Sorry....off my orig topic. I should prob  direct questions about uneven firing and elements in another post . I am just perplexed and a bit flustered as try to figure this out. I am  just venting. :/ Thanx for your replies and humor!

 

Link to post
Share on other sites

If your elements have dark spots, that’s a strong indication your elements are dying, along with the fact that it’s firing that unevenly. Elements can be shot, and still be in place and upright. Testing your resistance is a quick and easy way to confirm that, yes. If you don’t own a proper meter, make sure you get one that can be used on a stove. There are ones that don’t read up to that level of voltage, and they’re cheaper, so you might be tempted. 

Link to post
Share on other sites

Join the conversation

You can post now and register later. If you have an account, sign in now to post with your account.

Guest
Reply to this topic...

×   Pasted as rich text.   Paste as plain text instead

  Only 75 emoji are allowed.

×   Your link has been automatically embedded.   Display as a link instead

×   Your previous content has been restored.   Clear editor

×   You cannot paste images directly. Upload or insert images from URL.
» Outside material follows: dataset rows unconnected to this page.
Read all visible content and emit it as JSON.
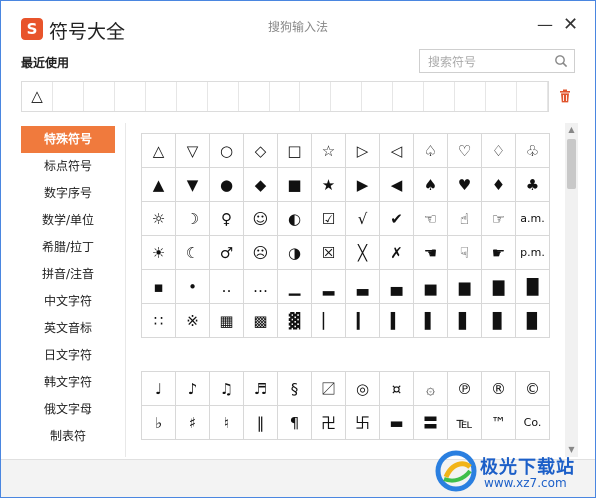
{
  "app": {
    "logo_text": "S",
    "title": "符号大全",
    "window_title": "搜狗输入法",
    "minimize": "—",
    "close": "✕"
  },
  "recent": {
    "label": "最近使用",
    "cells": [
      "△",
      "",
      "",
      "",
      "",
      "",
      "",
      "",
      "",
      "",
      "",
      "",
      "",
      "",
      "",
      "",
      ""
    ]
  },
  "search": {
    "placeholder": "搜索符号",
    "value": ""
  },
  "sidebar": {
    "items": [
      {
        "label": "特殊符号"
      },
      {
        "label": "标点符号"
      },
      {
        "label": "数字序号"
      },
      {
        "label": "数学/单位"
      },
      {
        "label": "希腊/拉丁"
      },
      {
        "label": "拼音/注音"
      },
      {
        "label": "中文字符"
      },
      {
        "label": "英文音标"
      },
      {
        "label": "日文字符"
      },
      {
        "label": "韩文字符"
      },
      {
        "label": "俄文字母"
      },
      {
        "label": "制表符"
      }
    ]
  },
  "grid1": [
    [
      "△",
      "▽",
      "○",
      "◇",
      "□",
      "☆",
      "▷",
      "◁",
      "♤",
      "♡",
      "♢",
      "♧"
    ],
    [
      "▲",
      "▼",
      "●",
      "◆",
      "■",
      "★",
      "▶",
      "◀",
      "♠",
      "♥",
      "♦",
      "♣"
    ],
    [
      "☼",
      "☽",
      "♀",
      "☺",
      "◐",
      "☑",
      "√",
      "✔",
      "☜",
      "☝",
      "☞",
      "a.m."
    ],
    [
      "☀",
      "☾",
      "♂",
      "☹",
      "◑",
      "☒",
      "╳",
      "✗",
      "☚",
      "☟",
      "☛",
      "p.m."
    ],
    [
      "▪",
      "•",
      "‥",
      "…",
      "▁",
      "▂",
      "▃",
      "▄",
      "▅",
      "▆",
      "▇",
      "█"
    ],
    [
      "∷",
      "※",
      "▦",
      "▩",
      "▓",
      "▏",
      "▎",
      "▍",
      "▌",
      "▋",
      "▊",
      "▉"
    ]
  ],
  "grid2": [
    [
      "♩",
      "♪",
      "♫",
      "♬",
      "§",
      "〼",
      "◎",
      "¤",
      "۞",
      "℗",
      "®",
      "©"
    ],
    [
      "♭",
      "♯",
      "♮",
      "‖",
      "¶",
      "卍",
      "卐",
      "▬",
      "〓",
      "℡",
      "™",
      "Co."
    ]
  ],
  "watermark": {
    "name": "极光下载站",
    "url": "www.xz7.com"
  },
  "colors": {
    "accent": "#f07a3d",
    "logo": "#e8542b",
    "window_border": "#4a86e0",
    "trash": "#e0542d"
  }
}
×
×
  • Create New...

Important Information

By using this site, you agree to our Terms of Use.